Forgets about the iPad.
Here is some drama for a Thursday night. In the tablet market where Apple pretty much dominates it with a healthy 90% market share mark (in terms of shipments), Mozilla decided to complain about no other than Microsoft, which, according to them, will not allow other browsers than IE to run in the Windows Classic mode on an ARM based, Windows RT OS.
However, what they fail to remember is the fact that Apple is the one who has monopoly now, yet, they don’t allow you to change the default web browser (aka) set it to anything but Safari.

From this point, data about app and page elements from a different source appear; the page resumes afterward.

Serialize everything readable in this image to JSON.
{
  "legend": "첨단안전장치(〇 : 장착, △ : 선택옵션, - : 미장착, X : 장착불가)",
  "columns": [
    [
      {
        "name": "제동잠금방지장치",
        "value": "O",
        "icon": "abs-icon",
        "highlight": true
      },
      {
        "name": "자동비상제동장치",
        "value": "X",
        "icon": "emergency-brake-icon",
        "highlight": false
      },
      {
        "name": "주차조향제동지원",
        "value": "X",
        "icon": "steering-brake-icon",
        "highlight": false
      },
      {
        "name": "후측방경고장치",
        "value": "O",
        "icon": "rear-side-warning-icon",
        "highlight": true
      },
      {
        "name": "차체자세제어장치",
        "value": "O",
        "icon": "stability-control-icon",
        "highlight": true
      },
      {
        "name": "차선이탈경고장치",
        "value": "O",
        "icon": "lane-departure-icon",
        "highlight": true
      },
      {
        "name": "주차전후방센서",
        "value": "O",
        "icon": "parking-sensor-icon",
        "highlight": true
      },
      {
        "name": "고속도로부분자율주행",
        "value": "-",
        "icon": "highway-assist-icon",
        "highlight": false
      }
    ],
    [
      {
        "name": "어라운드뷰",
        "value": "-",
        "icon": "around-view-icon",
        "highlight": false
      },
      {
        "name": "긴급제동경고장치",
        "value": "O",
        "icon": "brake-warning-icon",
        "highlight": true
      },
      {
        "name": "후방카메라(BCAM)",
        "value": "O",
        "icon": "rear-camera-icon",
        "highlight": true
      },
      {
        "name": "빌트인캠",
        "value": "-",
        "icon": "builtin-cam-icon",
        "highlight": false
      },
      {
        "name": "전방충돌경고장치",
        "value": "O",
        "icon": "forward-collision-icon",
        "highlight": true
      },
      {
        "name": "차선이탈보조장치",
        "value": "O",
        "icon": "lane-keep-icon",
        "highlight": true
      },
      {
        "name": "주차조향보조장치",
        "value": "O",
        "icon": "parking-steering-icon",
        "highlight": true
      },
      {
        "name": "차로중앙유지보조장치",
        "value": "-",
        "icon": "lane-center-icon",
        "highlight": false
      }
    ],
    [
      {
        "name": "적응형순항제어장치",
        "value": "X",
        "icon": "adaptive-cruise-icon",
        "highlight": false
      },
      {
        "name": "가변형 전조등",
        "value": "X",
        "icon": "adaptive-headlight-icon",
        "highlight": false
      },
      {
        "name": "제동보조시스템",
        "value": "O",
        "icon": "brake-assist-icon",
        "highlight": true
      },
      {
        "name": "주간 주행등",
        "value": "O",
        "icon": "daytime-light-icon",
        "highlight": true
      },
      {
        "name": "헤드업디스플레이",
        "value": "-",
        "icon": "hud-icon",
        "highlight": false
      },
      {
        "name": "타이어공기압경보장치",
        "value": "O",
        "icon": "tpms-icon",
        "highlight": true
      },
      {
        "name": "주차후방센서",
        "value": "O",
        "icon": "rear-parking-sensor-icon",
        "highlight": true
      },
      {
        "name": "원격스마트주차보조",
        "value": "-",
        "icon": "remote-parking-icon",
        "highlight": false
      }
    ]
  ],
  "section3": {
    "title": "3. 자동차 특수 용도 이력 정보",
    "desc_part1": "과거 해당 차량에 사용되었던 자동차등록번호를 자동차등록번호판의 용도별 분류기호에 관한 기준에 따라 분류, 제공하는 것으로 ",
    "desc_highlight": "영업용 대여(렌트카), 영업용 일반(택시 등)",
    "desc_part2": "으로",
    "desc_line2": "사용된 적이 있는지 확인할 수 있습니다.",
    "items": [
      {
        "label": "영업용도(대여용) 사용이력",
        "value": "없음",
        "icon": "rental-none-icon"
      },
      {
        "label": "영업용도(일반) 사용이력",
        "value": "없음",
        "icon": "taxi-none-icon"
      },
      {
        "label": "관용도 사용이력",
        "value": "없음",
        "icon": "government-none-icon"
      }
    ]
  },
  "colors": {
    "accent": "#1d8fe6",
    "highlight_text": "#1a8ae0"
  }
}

Now, the software giant will obviously allow consumers to run the Firefox Metro, Chrome Metro or any other browser on the ARM tablet and this limitation is for the Windows Classic UI only, which, according to Microsoft’s attorney, David Heiner, is justified as “ARM processors, which power virtually all iOS, Android, and Windows Phone smartphones and tablets today, are different from the x86 chips that power PCs. The chips have new requirements for security and power management, and Microsoft is the only one who can meet those needs”.

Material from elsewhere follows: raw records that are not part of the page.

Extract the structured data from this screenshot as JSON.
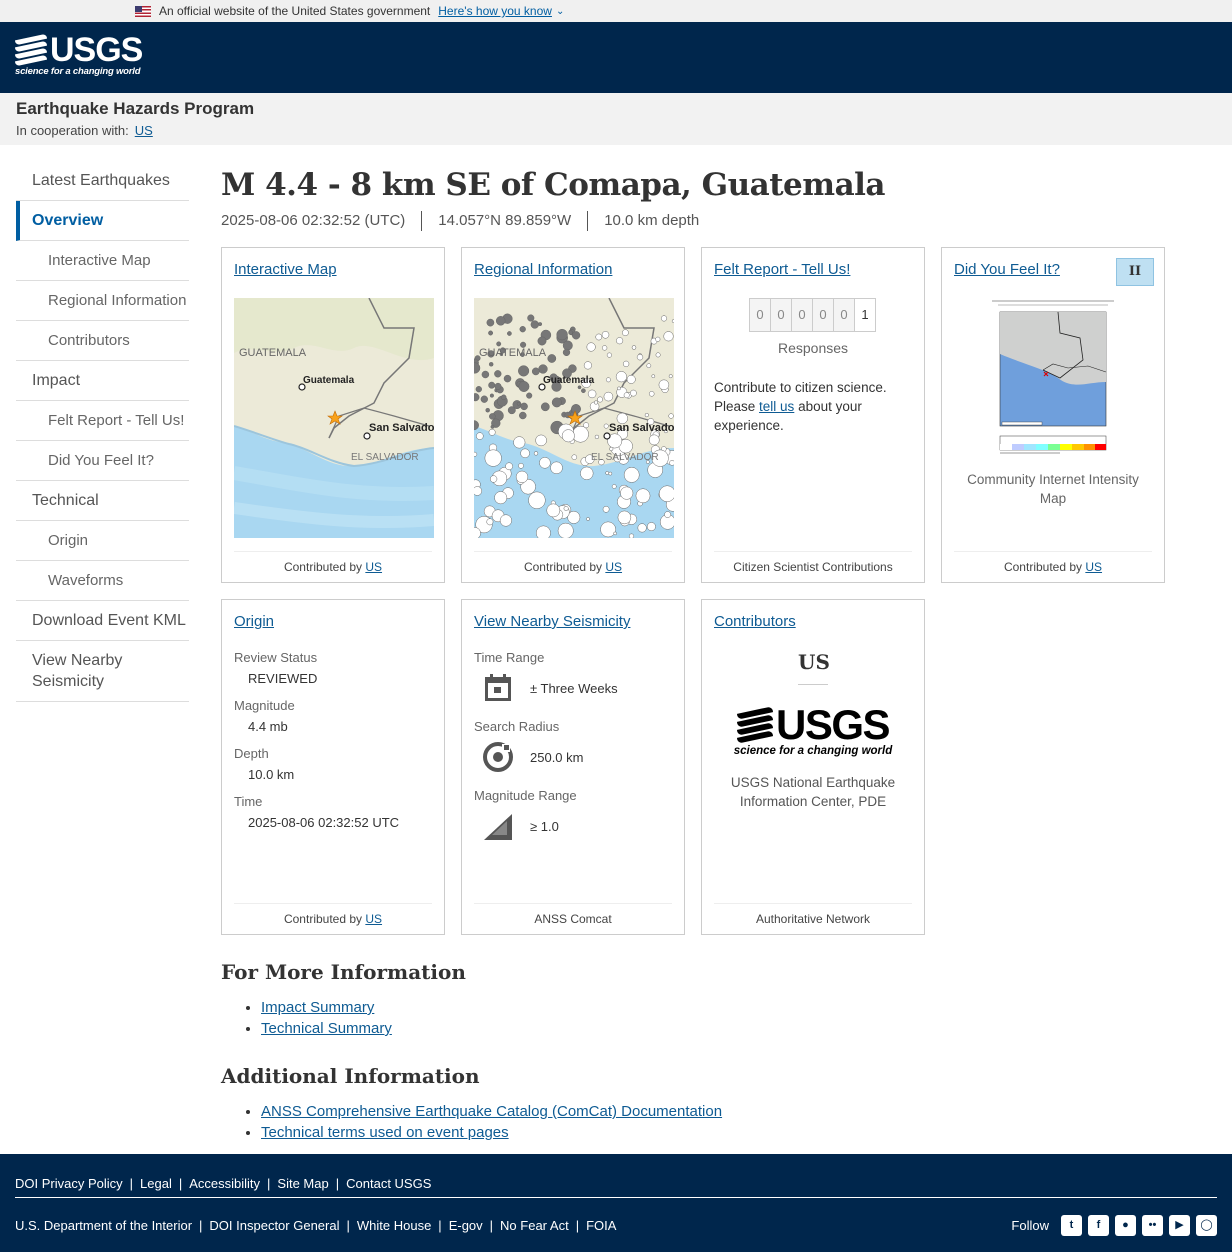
{
  "gov_banner": {
    "text": "An official website of the United States government",
    "link": "Here's how you know"
  },
  "header": {
    "logo_word": "USGS",
    "logo_tagline": "science for a changing world",
    "program": "Earthquake Hazards Program",
    "coop_label": "In cooperation with:",
    "coop_link": "US"
  },
  "sidebar": {
    "items": [
      {
        "label": "Latest Earthquakes"
      },
      {
        "label": "Overview"
      },
      {
        "label": "Interactive Map"
      },
      {
        "label": "Regional Information"
      },
      {
        "label": "Contributors"
      },
      {
        "label": "Impact"
      },
      {
        "label": "Felt Report - Tell Us!"
      },
      {
        "label": "Did You Feel It?"
      },
      {
        "label": "Technical"
      },
      {
        "label": "Origin"
      },
      {
        "label": "Waveforms"
      },
      {
        "label": "Download Event KML"
      },
      {
        "label": "View Nearby Seismicity"
      }
    ]
  },
  "event": {
    "title": "M 4.4 - 8 km SE of Comapa, Guatemala",
    "time": "2025-08-06 02:32:52 (UTC)",
    "location": "14.057°N 89.859°W",
    "depth": "10.0 km depth"
  },
  "cards": {
    "interactive_map": {
      "title": "Interactive Map",
      "footer_prefix": "Contributed by",
      "footer_link": "US",
      "labels": {
        "country1": "GUATEMALA",
        "city1": "Guatemala",
        "city2": "San Salvador",
        "country2": "EL SALVADOR"
      }
    },
    "regional": {
      "title": "Regional Information",
      "footer_prefix": "Contributed by",
      "footer_link": "US",
      "labels": {
        "country1": "GUATEMALA",
        "city1": "Guatemala",
        "city2": "San Salvador",
        "country2": "EL SALVADOR"
      }
    },
    "felt": {
      "title": "Felt Report - Tell Us!",
      "digits": [
        "0",
        "0",
        "0",
        "0",
        "0",
        "1"
      ],
      "responses_label": "Responses",
      "text_before": "Contribute to citizen science. Please ",
      "text_link": "tell us",
      "text_after": " about your experience.",
      "footer": "Citizen Scientist Contributions"
    },
    "dyfi": {
      "title": "Did You Feel It?",
      "badge": "II",
      "caption": "Community Internet Intensity Map",
      "footer_prefix": "Contributed by",
      "footer_link": "US"
    },
    "origin": {
      "title": "Origin",
      "fields": [
        {
          "label": "Review Status",
          "value": "REVIEWED"
        },
        {
          "label": "Magnitude",
          "value": "4.4 mb"
        },
        {
          "label": "Depth",
          "value": "10.0 km"
        },
        {
          "label": "Time",
          "value": "2025-08-06 02:32:52 UTC"
        }
      ],
      "footer_prefix": "Contributed by",
      "footer_link": "US"
    },
    "seismicity": {
      "title": "View Nearby Seismicity",
      "time_range_label": "Time Range",
      "time_range_value": "± Three Weeks",
      "radius_label": "Search Radius",
      "radius_value": "250.0 km",
      "mag_label": "Magnitude Range",
      "mag_value": "≥ 1.0",
      "footer": "ANSS Comcat"
    },
    "contributors": {
      "title": "Contributors",
      "code": "US",
      "logo_word": "USGS",
      "logo_tagline": "science for a changing world",
      "name": "USGS National Earthquake Information Center, PDE",
      "footer": "Authoritative Network"
    }
  },
  "more_info": {
    "heading": "For More Information",
    "links": [
      "Impact Summary",
      "Technical Summary"
    ]
  },
  "additional_info": {
    "heading": "Additional Information",
    "links": [
      "ANSS Comprehensive Earthquake Catalog (ComCat) Documentation",
      "Technical terms used on event pages"
    ]
  },
  "footer": {
    "row1": [
      "DOI Privacy Policy",
      "Legal",
      "Accessibility",
      "Site Map",
      "Contact USGS"
    ],
    "row2": [
      "U.S. Department of the Interior",
      "DOI Inspector General",
      "White House",
      "E-gov",
      "No Fear Act",
      "FOIA"
    ],
    "follow": "Follow",
    "social_icons": [
      "twitter-icon",
      "facebook-icon",
      "github-icon",
      "flickr-icon",
      "youtube-icon",
      "instagram-icon"
    ]
  },
  "colors": {
    "header_bg": "#00264c",
    "link": "#0e5b93",
    "active_nav": "#005ea2"
  }
}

Also, he pointed out that Windows RT is not Windows anymore and hey, it has exactly 0% of the market share. Still, Mozilla is said to be taking further action if issue is not addressed in the future.
Microsoft has also stated that you can’t install any traditional applications on Windows RT with the exception being Office 15 as developers are urged to use the new APIs and aim for a “modern” user experience. However, Windows 8 (x86) tablets will not have any of those restrictions.
What do you think?
Google, a company that does not allow anyone to install other browsers on their Chromebook, joins the party.
We share the concerns Mozilla has raised regarding the Windows 8 environment restricting user choice and innovation. We’ve always welcomed innovation in the browser space across all platforms and strongly believe that having great competitors makes us all work harder. In the end, consumers and developers benefit the most from robust competition.
Steven Sinofsky, the President of the Windows Division at Microsoft, also had some interesting things to say.
If we enabled the broad porting of existing code we would fail to deliver on our commitment to longer battery life, predictable performance, and especially a reliable experience over time. The conventions used by today’s Windows apps do not necessarily provide this, whether it is background processes, polling loops, timers, system hooks, startup programs, registry changes, kernel mode code, admin rights, unsigned drivers, add-ins, or a host of other common techniques.
About (Author Profile)
Vygantas is a former web designer whose projects are used by companies such as AMD, NVIDIA and departed Westood Studios. Being passionate about software, Vygantas began his journalism career back in 2007 when he founded FavBrowser.com. Having said that, he is also an adrenaline junkie who enjoys good books, fitness activities and Forex trading.